_Work instructions_. Exactly how many lines below mention "four"? Answer with that number alone.
[Record set Boundary: Start]
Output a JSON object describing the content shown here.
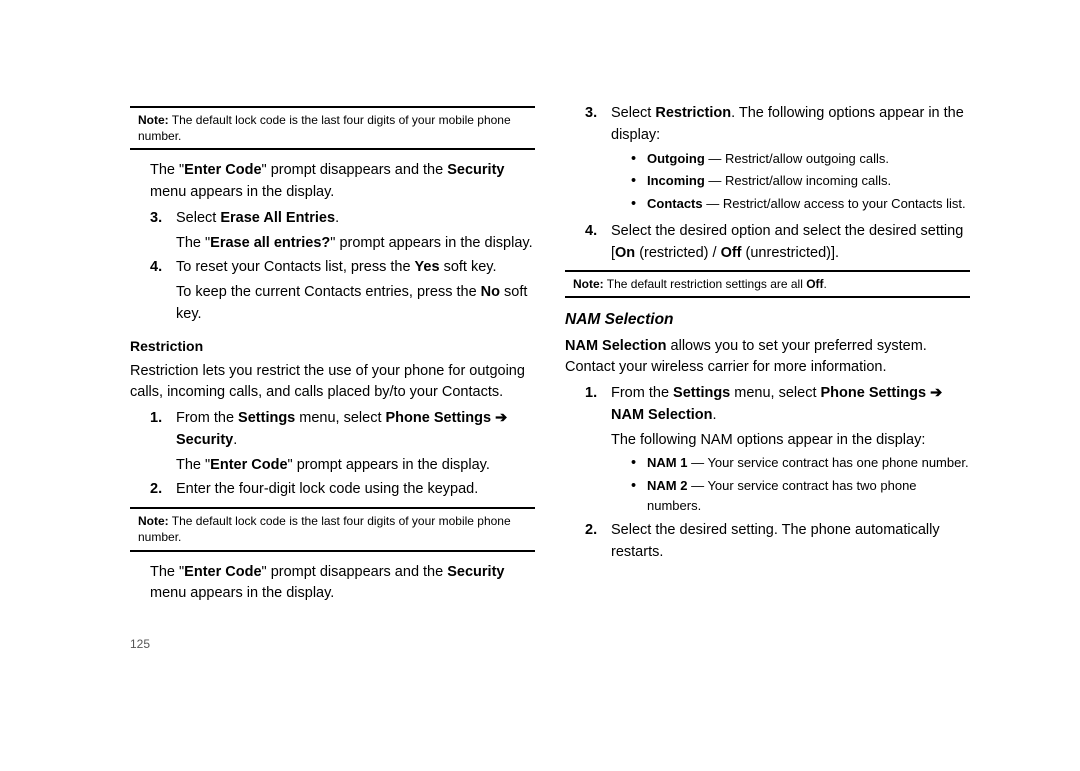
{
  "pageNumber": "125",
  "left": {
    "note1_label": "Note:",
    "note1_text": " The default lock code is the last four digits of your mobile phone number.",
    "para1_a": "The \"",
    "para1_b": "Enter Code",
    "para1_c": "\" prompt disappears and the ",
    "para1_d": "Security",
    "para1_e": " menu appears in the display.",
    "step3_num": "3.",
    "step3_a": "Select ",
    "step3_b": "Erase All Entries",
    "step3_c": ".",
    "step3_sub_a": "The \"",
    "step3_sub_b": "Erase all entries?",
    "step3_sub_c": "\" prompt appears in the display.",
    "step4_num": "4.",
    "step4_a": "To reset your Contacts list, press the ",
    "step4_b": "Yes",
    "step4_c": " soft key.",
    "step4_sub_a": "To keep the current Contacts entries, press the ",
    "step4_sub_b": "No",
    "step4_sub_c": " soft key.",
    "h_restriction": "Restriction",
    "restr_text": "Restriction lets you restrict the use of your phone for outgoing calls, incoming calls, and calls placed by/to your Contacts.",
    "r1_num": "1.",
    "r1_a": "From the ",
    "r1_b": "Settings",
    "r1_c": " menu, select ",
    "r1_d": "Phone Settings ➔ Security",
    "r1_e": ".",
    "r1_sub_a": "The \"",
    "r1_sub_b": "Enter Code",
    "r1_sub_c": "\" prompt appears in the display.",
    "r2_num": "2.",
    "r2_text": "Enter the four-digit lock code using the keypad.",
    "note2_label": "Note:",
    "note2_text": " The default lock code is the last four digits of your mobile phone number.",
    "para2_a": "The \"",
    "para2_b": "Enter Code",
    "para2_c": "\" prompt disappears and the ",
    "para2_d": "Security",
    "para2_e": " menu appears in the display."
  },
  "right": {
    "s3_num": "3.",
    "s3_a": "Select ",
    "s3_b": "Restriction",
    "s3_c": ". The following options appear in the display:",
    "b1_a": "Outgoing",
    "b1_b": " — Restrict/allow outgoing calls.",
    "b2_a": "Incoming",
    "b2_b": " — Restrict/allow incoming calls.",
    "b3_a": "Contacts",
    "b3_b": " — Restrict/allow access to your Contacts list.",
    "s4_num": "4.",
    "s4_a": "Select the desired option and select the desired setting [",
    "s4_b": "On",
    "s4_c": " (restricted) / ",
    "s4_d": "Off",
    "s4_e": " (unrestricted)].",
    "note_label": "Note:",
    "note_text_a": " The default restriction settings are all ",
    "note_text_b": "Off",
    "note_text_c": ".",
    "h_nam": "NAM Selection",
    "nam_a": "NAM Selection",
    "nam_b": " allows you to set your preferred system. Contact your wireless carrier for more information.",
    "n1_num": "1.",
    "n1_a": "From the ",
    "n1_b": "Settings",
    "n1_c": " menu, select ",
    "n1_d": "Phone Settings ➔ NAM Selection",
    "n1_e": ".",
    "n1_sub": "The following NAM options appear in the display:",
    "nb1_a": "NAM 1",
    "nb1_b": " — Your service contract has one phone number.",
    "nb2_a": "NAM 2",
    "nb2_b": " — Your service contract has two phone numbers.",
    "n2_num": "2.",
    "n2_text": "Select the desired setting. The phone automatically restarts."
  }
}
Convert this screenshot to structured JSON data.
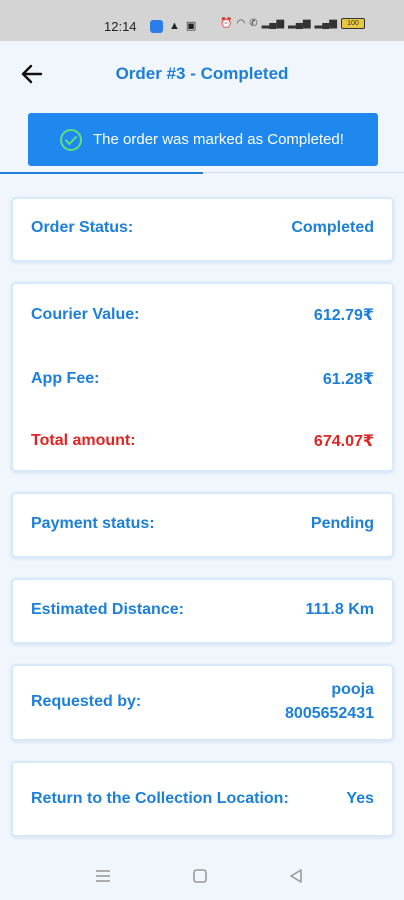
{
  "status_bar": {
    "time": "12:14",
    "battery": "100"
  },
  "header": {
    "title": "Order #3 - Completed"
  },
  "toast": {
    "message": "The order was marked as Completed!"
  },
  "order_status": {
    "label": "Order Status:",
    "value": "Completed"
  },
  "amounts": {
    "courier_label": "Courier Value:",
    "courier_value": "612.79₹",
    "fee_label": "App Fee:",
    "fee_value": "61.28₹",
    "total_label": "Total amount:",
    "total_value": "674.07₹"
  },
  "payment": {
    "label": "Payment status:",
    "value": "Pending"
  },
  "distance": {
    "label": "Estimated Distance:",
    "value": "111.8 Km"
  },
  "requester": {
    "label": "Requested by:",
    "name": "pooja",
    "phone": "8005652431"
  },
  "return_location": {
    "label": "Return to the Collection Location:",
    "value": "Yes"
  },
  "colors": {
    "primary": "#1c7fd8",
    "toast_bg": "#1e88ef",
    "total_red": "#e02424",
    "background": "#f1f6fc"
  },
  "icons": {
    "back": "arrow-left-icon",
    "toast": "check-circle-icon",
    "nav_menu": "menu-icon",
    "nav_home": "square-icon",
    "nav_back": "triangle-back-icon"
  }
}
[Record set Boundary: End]
_Written reply_. 3